Commercial mortgages for pubs and restaurants usually require some form of collateral. The most common type is a lien on the equity in the property being mortgaged. This means that if the borrower fails to meet their obligation to repay the loan, the lender has the right to take possession of the property as repayment. Other types of collateral may include personal guarantees from business owners or a guarantee from a third party such as an insurance company or another financial institution. Additionally, lenders may also require fixed assets such as equipment be included as collateral for the loan.
What types of commercial mortgages are available for pubs and restaurants?
There are several types of commercial mortgages available for pubs and restaurants. These include fixed rate, floating rate, amortising, adjustable rate, and interest-only loans. All of these vary depending on the loan term, size, and creditworthiness of the borrower.
Fixed rate loans are most common for pubs and restaurants because they provide predictability in a relatively high-interest rate environment. They offer fixed rates that don’t change during the life of the loan and tend to require higher interest rates than variable-rate loans.
Floating rate loans provide borrowers with variable interest rates based on market conditions. This type of loan could be advantageous if market interest rates decline over the course of the loan, allowing borrowers to save money on their payments.
Amortising loans are generally used for long-term investment projects, such as restaurant expansions or equipment acquisitions. These loans represent a combination of principal and interest payments, allowing for a gradual repayment process over the course of the loan term.
Adjustable rate mortgages (ARMs) are popular options for pubs and restaurants looking to reduce their borrowing costs over time. The interest rate can be adjusted periodically throughout the life of an ARM loan, so borrowers may benefit from reduced payments as market interest rates decline.
Lastly, interest-only loans allow borrowers to only pay the accrued interest each month rather than also making part payments toward their principal. Although this type of loan carries some risk in that it requires payment at a later date, it can be beneficial for businesses looking to invest in capital improvements while simultaneously conserving cash flow.
What factors do lenders consider when evaluating a commercial mortgage for a pub or restaurant?

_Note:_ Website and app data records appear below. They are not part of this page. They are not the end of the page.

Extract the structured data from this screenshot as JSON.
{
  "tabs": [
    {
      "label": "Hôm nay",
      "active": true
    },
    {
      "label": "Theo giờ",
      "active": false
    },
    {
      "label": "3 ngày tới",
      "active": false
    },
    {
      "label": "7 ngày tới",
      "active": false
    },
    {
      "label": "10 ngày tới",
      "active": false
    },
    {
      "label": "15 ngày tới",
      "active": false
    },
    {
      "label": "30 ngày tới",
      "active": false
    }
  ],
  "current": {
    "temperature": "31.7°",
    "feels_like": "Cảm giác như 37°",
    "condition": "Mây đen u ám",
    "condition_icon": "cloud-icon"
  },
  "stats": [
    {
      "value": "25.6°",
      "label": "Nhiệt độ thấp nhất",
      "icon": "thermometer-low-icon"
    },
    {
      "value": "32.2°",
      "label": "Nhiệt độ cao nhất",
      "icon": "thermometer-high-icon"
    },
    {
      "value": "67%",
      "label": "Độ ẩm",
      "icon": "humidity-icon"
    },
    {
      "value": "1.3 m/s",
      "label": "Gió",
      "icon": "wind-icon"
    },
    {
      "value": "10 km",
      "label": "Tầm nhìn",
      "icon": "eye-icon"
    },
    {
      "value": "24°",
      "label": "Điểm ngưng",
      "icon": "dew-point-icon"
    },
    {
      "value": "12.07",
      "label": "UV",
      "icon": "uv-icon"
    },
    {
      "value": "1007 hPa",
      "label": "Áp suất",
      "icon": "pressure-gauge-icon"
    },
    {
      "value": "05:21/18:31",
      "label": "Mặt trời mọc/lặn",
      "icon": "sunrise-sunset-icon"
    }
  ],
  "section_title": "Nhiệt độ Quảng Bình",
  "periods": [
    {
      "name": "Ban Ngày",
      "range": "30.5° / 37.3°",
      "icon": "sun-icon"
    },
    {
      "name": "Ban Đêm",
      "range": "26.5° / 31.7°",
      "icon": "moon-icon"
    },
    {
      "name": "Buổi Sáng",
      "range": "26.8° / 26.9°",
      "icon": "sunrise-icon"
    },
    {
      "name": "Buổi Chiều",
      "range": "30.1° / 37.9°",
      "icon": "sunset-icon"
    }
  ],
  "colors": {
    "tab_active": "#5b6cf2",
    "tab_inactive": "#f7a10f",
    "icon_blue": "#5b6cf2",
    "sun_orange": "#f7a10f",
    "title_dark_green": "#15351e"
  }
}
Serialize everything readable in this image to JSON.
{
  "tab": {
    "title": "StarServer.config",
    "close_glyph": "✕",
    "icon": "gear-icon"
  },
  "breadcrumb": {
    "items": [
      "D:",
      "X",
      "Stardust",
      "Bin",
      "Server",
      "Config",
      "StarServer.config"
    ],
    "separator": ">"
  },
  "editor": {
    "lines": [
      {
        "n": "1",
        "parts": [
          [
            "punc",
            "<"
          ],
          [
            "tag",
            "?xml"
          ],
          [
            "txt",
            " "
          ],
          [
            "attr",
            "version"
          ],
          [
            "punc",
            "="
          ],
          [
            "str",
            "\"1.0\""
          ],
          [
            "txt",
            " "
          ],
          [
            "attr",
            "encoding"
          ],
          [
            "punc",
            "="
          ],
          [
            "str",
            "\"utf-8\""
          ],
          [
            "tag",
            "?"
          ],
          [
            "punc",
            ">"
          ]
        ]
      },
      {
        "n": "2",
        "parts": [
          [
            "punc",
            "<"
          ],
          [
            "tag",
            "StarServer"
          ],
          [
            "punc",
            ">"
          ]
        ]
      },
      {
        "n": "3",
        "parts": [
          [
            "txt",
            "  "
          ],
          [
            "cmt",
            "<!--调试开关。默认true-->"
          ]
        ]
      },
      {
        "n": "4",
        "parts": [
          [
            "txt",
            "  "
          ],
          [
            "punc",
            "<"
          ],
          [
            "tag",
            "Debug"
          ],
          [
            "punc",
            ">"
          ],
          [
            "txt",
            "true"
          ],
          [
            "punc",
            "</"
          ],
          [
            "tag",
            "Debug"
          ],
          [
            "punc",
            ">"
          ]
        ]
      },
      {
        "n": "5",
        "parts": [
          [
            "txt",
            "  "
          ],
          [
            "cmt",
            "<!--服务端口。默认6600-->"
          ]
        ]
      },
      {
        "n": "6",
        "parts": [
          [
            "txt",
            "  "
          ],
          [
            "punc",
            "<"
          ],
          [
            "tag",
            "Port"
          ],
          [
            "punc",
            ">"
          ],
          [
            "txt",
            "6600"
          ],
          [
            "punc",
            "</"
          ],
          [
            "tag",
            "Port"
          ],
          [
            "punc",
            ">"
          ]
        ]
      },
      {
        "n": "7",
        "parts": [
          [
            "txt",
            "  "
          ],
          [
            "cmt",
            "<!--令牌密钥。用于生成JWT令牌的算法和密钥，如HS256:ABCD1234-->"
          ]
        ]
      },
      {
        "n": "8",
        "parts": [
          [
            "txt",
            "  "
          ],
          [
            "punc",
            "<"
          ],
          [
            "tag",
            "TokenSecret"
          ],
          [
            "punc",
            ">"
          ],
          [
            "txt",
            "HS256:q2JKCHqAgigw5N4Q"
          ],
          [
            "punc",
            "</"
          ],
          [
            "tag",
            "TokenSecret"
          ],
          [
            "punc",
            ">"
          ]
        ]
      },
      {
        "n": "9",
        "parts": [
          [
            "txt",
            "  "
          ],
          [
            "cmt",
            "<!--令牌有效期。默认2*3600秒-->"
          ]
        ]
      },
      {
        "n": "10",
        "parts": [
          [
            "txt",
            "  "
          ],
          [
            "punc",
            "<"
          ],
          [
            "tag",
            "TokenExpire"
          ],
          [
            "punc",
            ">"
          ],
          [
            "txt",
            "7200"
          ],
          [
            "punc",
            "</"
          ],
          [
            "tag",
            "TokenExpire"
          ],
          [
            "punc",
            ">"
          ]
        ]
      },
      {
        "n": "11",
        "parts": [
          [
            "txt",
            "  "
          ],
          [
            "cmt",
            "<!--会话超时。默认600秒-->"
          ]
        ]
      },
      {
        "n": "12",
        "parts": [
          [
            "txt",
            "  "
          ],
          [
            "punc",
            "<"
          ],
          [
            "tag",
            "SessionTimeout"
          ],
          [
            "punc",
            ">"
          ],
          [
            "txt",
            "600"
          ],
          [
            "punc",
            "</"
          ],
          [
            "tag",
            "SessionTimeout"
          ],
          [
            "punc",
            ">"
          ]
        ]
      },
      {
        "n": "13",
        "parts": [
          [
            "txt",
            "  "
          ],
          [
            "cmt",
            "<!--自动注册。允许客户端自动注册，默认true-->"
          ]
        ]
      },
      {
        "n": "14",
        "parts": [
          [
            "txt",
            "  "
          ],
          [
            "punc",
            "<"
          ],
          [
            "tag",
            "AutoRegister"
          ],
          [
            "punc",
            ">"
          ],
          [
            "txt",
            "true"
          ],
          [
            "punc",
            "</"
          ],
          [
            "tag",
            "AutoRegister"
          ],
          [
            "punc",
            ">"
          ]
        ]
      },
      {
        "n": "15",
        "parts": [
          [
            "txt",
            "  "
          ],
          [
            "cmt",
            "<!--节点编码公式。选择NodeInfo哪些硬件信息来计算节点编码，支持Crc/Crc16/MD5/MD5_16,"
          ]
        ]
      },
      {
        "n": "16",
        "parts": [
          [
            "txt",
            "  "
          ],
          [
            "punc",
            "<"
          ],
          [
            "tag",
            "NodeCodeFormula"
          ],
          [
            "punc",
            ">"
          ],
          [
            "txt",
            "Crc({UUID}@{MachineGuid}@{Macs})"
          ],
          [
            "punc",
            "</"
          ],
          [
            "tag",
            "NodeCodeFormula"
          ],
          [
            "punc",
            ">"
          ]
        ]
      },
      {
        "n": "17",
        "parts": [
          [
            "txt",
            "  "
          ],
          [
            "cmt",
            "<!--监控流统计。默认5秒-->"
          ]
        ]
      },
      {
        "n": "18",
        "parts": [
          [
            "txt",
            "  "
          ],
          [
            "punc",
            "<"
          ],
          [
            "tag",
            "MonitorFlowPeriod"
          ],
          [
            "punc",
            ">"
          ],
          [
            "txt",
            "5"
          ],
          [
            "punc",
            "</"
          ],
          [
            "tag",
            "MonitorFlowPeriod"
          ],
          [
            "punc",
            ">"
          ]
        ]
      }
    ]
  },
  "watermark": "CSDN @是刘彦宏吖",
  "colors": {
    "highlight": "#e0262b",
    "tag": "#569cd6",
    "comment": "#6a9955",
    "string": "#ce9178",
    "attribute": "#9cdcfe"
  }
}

When lenders evaluate a commercial mortgage for a pub or restaurant, they will consider factors such as the creditworthiness of the business and the owner(s), the collateral offered, the historic profitability of the business, cash flow projections and operating history, current market conditions, and interest rates.
The creditworthiness of both the business and the owner(s) is an important factor in determining whether to approve a loan. The lender will review their credit scores and report any negative events that may have occurred on their accounts. They’ll also look at other assets owned by the borrower and consider how much debt they currently have.
The collateral offered is also a factor taken into consideration. This can help reduce risk for the lender by providing assurance that it can reclaim its funds if the borrowers are unable to repay them. Common forms of collateral for pubs and restaurants include real estate, furniture, leasehold improvements, and equipment.
Lenders will also review the historic profitability of the business, examining financial statements going back several years to assess the stability of its operations. They’ll also look at cash flow projections to get an idea of what income can be expected in upcoming years. Operating history is also taken into account to see if the business has been operating steadily over time or has experienced periods of instability.
Current market conditions and interest rates are two more factors lenders consider when evaluating commercial mortgages for pubs and restaurants. To mitigate risk, lenders will take into account how competitive these markets are and what average borrowing rates currently look like so that they can make sure their loan offer is competitive enough for borrowers.